Eve Wilson, WFA Trustee and chair of the judging panel, said: “We were delighted to see the entries from schools this year.
“We had a range of projects exploring different aspects of how the Great War affected local people from different parts of the UK.
Their decision to use video as the medium to tell the story of some of our brave Former Pupils was clever and helped to portray this emotive topic in an engaging way.
“Entries included a video, art work and models, a special book and PowerPoint presentations.
“The quality of entries this year was so good that we decided to award three awards of £500 rather than two as had been envisaged.”
Chris Mackay, Head of History at The School of Glasgow Senior School, said: “We are incredibly proud of the hard work put in by S2 to produce winning entries.
“Their decision to use video as the medium to tell the story of some of our brave Former Pupils was clever and helped to portray this emotive topic in an engaging way.
“Video is fast becoming one of the favoured ways of communicating so not only did the children uncover more about the history of former pupils, they did so in a way that is grounded in the here and now.”
Malcolm Doolin was a Western Front Association (WFA) member and educational consultant who had a passionate interest in the Great War.
The Award in his name aims to encourage research by school children into the First World War in their local area.
The prize money will be used to recognise the role of Mary McArthur, a former pupil of The High School for Girls.
Between 1914-18 she was heavily involved with the National Federation of Women Workers who campaigned for equal pay and better conditions, representing thousands of women who worked in the munitions industry.

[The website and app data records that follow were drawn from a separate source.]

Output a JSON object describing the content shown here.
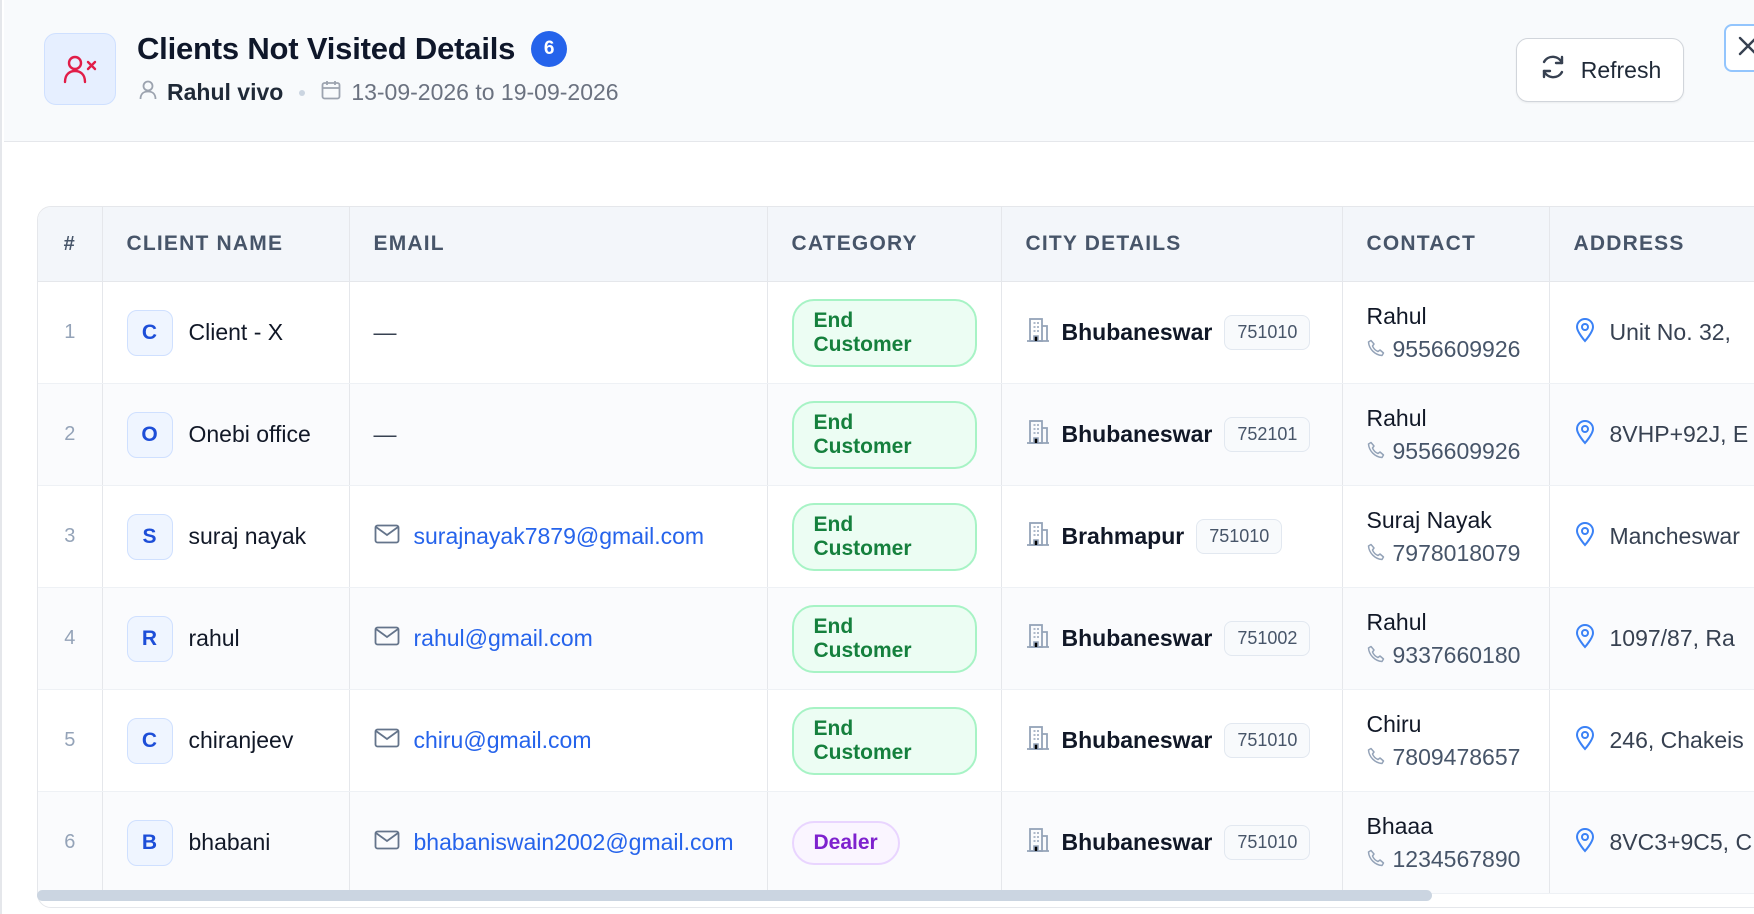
{
  "header": {
    "title": "Clients Not Visited Details",
    "count": "6",
    "user": "Rahul vivo",
    "date_range": "13-09-2026 to 19-09-2026",
    "refresh_label": "Refresh"
  },
  "colors": {
    "accent": "#2563eb",
    "end_customer": "#15803d",
    "dealer": "#7e22ce",
    "header_icon": "#e11d48"
  },
  "table": {
    "columns": [
      "#",
      "CLIENT NAME",
      "EMAIL",
      "CATEGORY",
      "CITY DETAILS",
      "CONTACT",
      "ADDRESS"
    ],
    "rows": [
      {
        "idx": "1",
        "initial": "C",
        "name": "Client - X",
        "email": "—",
        "has_email": false,
        "category": "End Customer",
        "category_type": "end",
        "city": "Bhubaneswar",
        "pin": "751010",
        "contact_name": "Rahul",
        "phone": "9556609926",
        "address": "Unit No. 32, "
      },
      {
        "idx": "2",
        "initial": "O",
        "name": "Onebi office",
        "email": "—",
        "has_email": false,
        "category": "End Customer",
        "category_type": "end",
        "city": "Bhubaneswar",
        "pin": "752101",
        "contact_name": "Rahul",
        "phone": "9556609926",
        "address": "8VHP+92J, E"
      },
      {
        "idx": "3",
        "initial": "S",
        "name": "suraj nayak",
        "email": "surajnayak7879@gmail.com",
        "has_email": true,
        "category": "End Customer",
        "category_type": "end",
        "city": "Brahmapur",
        "pin": "751010",
        "contact_name": "Suraj Nayak",
        "phone": "7978018079",
        "address": "Mancheswar"
      },
      {
        "idx": "4",
        "initial": "R",
        "name": "rahul",
        "email": "rahul@gmail.com",
        "has_email": true,
        "category": "End Customer",
        "category_type": "end",
        "city": "Bhubaneswar",
        "pin": "751002",
        "contact_name": "Rahul",
        "phone": "9337660180",
        "address": "1097/87, Ra"
      },
      {
        "idx": "5",
        "initial": "C",
        "name": "chiranjeev",
        "email": "chiru@gmail.com",
        "has_email": true,
        "category": "End Customer",
        "category_type": "end",
        "city": "Bhubaneswar",
        "pin": "751010",
        "contact_name": "Chiru",
        "phone": "7809478657",
        "address": "246, Chakeis"
      },
      {
        "idx": "6",
        "initial": "B",
        "name": "bhabani",
        "email": "bhabaniswain2002@gmail.com",
        "has_email": true,
        "category": "Dealer",
        "category_type": "dealer",
        "city": "Bhubaneswar",
        "pin": "751010",
        "contact_name": "Bhaaa",
        "phone": "1234567890",
        "address": "8VC3+9C5, C"
      }
    ]
  }
}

The school will be getting a framed picture of Mary and will accompany it with a plaque to mark her story and her contribution to the cause.
The plan is to get this in situ for International Women’s Day in March.